Q: What are the key factors to think through before considering a change in a patient’s treatment?
I start with a blood test to look at the biomarker indicators that will help me understand ongoing issues the patient may be experiencing. This includes inflammatory markers like C-Reactive Protein (CRP).1 Then I move on to quality of life metrics. How are they functioning in their world? How are they describing their everyday activities? It is also important to consider if a patient is wary of switching treatments because of fear of the unknown, often referred to as “loss aversion.” Is their fear of a new treatment outweighing their desire to change their treatment course?
If physicians see those things aren't allowing the patient to be where they want to be, then it’s time to start a conversation about new treatments.
Q: What are a few characteristics, beyond a medical degree and hard skills, that physicians should have when working with RA patients who are still experiencing painful symptoms with their current treatment?
The first characteristic is to be an intentional listener. This allows physicians to truly understand the patient’s narrative. The second piece is to be a non-judgmental listener. Physicians should facilitate open and honest conversations about everything their patients have done and everything they've taken. The final characteristic is vulnerability. Physicians need to be willing to admit that finding an answer will take work, but together you will come up with a strategy that’s right for them. This trait goes hand-in-hand with physicians being advocates for their patients, to ensure they receive the right treatment for their disease. Once those three conditions are met, then a physician can go on to share the information about the disease, therapies, targets, remissions, and outcomes.
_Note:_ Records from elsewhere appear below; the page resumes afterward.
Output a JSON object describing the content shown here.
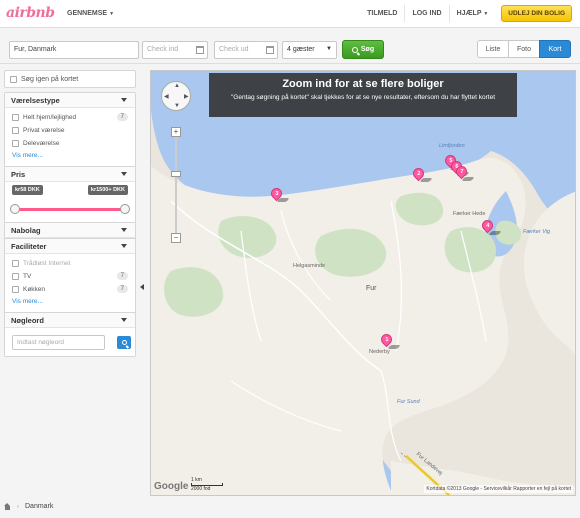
{
  "header": {
    "logo": "airbnb",
    "browse_label": "GENNEMSE",
    "signup": "TILMELD",
    "login": "LOG IND",
    "help": "HJÆLP",
    "host_button": "UDLEJ DIN BOLIG"
  },
  "search": {
    "location": "Fur, Danmark",
    "checkin_placeholder": "Check ind",
    "checkout_placeholder": "Check ud",
    "guests": "4 gæster",
    "search_button": "Søg",
    "view_tabs": [
      "Liste",
      "Foto",
      "Kort"
    ],
    "active_view": "Kort"
  },
  "sidebar": {
    "map_search_label": "Søg igen på kortet",
    "room_type": {
      "title": "Værelsestype",
      "options": [
        {
          "label": "Helt hjem/lejlighed",
          "count": "7"
        },
        {
          "label": "Privat værelse",
          "count": ""
        },
        {
          "label": "Deleværelse",
          "count": ""
        }
      ],
      "more": "Vis mere..."
    },
    "price": {
      "title": "Pris",
      "min_label": "kr58 DKK",
      "max_label": "kr1500+ DKK"
    },
    "neighborhood": {
      "title": "Nabolag"
    },
    "amenities": {
      "title": "Faciliteter",
      "options": [
        {
          "label": "Trådløst Internet",
          "count": ""
        },
        {
          "label": "TV",
          "count": "7"
        },
        {
          "label": "Køkken",
          "count": "7"
        }
      ],
      "more": "Vis mere..."
    },
    "keyword": {
      "title": "Nøgleord",
      "placeholder": "Indtast nøgleord"
    }
  },
  "map": {
    "banner_title": "Zoom ind for at se flere boliger",
    "banner_subtitle": "\"Gentag søgning på kortet\" skal tjekkes for at se nye resultater, eftersom du har flyttet kortet",
    "labels": {
      "limfjorden": "Limfjorden",
      "faerker_hede": "Færker Hede",
      "faerker_vig": "Færker Vig",
      "helgasminde": "Helgasminde",
      "fur": "Fur",
      "nederby": "Nederby",
      "fur_sund": "Fur Sund",
      "fur_landevej": "Fur Landevej"
    },
    "pins": [
      "1",
      "2",
      "3",
      "4",
      "5",
      "6",
      "7"
    ],
    "google": "Google",
    "scale_km": "1 km",
    "scale_ft": "2000 fod",
    "attribution": "Kortdata ©2013 Google - Servicevilkår   Rapporter en fejl på kortet"
  },
  "breadcrumb": {
    "country": "Danmark"
  }
}
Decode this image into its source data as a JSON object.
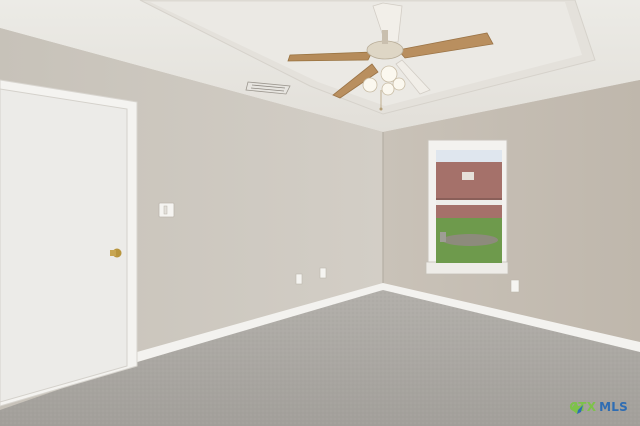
{
  "watermark": {
    "brand_left": "CTX",
    "brand_right": "MLS"
  },
  "colors": {
    "ceiling": "#e9e6e0",
    "wall_left": "#cdc8c0",
    "wall_back": "#c2bbb1",
    "carpet": "#a9a6a1",
    "trim": "#f2f1ee",
    "door": "#ecebe8",
    "brand_green": "#7dc24a",
    "brand_blue": "#2f6db3"
  },
  "icons": [
    "ceiling-fan-icon",
    "hvac-vent-icon",
    "light-switch-icon",
    "outlet-icon",
    "door-knob-icon",
    "logo-icon"
  ]
}
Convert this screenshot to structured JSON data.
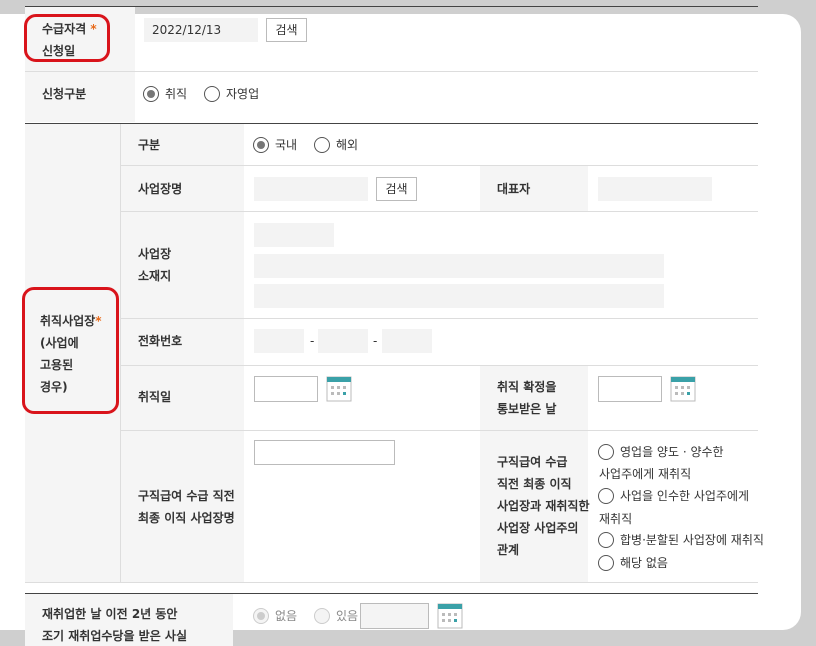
{
  "qualification": {
    "label_line1": "수급자격",
    "label_line2": "신청일",
    "star": "*",
    "date_value": "2022/12/13",
    "search_label": "검색"
  },
  "application_type": {
    "label": "신청구분",
    "options": [
      "취직",
      "자영업"
    ],
    "selected": "취직"
  },
  "employment": {
    "label_line1": "취직사업장",
    "star": "*",
    "label_line2": "(사업에",
    "label_line3": "고용된",
    "label_line4": "경우)",
    "division": {
      "label": "구분",
      "options": [
        "국내",
        "해외"
      ],
      "selected": "국내"
    },
    "business_name": {
      "label": "사업장명",
      "search_label": "검색"
    },
    "representative": {
      "label": "대표자"
    },
    "address": {
      "label_line1": "사업장",
      "label_line2": "소재지"
    },
    "phone": {
      "label": "전화번호",
      "sep1": "-",
      "sep2": "-"
    },
    "employment_date": {
      "label": "취직일"
    },
    "notice_date": {
      "label_line1": "취직 확정을",
      "label_line2": "통보받은 날"
    },
    "last_employer": {
      "label_line1": "구직급여 수급 직전",
      "label_line2": "최종 이직 사업장명"
    },
    "relation": {
      "label_line1": "구직급여 수급",
      "label_line2": "직전 최종 이직",
      "label_line3": "사업장과 재취직한",
      "label_line4": "사업장 사업주의",
      "label_line5": "관계",
      "option1_line1": "영업을 양도 · 양수한",
      "option1_line2": "사업주에게 재취직",
      "option2_line1": "사업을 인수한 사업주에게",
      "option2_line2": "재취직",
      "option3": "합병·분할된 사업장에 재취직",
      "option4": "해당 없음"
    }
  },
  "early_allowance": {
    "label_line1": "재취업한 날 이전 2년 동안",
    "label_line2": "조기 재취업수당을 받은 사실",
    "options": [
      "없음",
      "있음"
    ],
    "selected": "없음"
  },
  "colors": {
    "highlight": "#d9141b",
    "star": "#e86a1a",
    "calendar_accent": "#3aa1a8"
  }
}
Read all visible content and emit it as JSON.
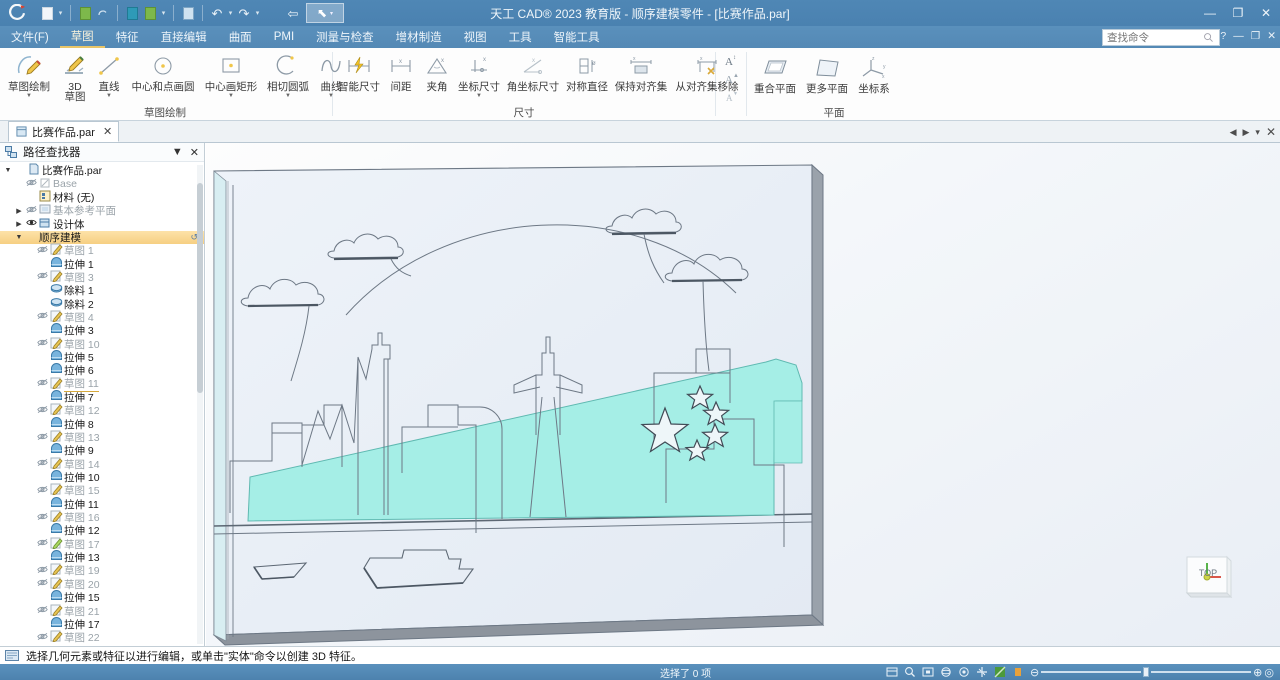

This interview is based on Dr. Wright’s experience treating RA for nearly 30 years. Dr. Wright is a fellow and member of the American College of Rheumatology. She has authored or co-authored several articles and is deeply engaged in medical education in Rheumatology.
If your conversations with patients indicate that they are continuing to experience symptoms of uncontrolled RA, discuss other potential treatment options. One treatment option is Kevzara (sarilumab), an IL-6 inhibitor.
Indication Statement: KEVZARA is indicated for treatment of adult patients with moderately to severely active rheumatoid arthritis (RA) who have had an inadequate response or intolerance to one or more disease-modifying antirheumatic drugs (DMARDs).
Important Safety Information
Patients treated with KEVZARA are at increased risk for developing serious infections that may lead to hospitalization or death. Opportunistic infections have also been reported in patients receiving KEVZARA. Most patients who developed infections were taking concomitant immunosuppressants such as methotrexate or corticosteroids.
Avoid use of KEVZARA in patients with an active infection.
Reported infections include:
Closely monitor patients for signs and symptoms of infection during treatment with KEVZARA. If a serious infection develops, interrupt KEVZARA until the infection is controlled.
Consider the risks and benefits of treatment with KEVZARA prior to initiating therapy in patients with chronic or recurrent infection.
Do not use KEVZARA in patients with known hypersensitivity to sarilumab or any of the inactive ingredients.
WARNINGS AND PRECAUTIONS
USE IN SPECIFIC POPULATIONS
Advise patients to read the FDA-approved patient labeling (Medication Guide and Instructions for Use).
Please click here to see full Prescribing Information, including Boxed WARNING.
Please click on Next tab to advance through activity.
Tell us what you think about Healio.com »
Get the latest news and education delivered to your inbox
©2021 Healio All Rights Reserved.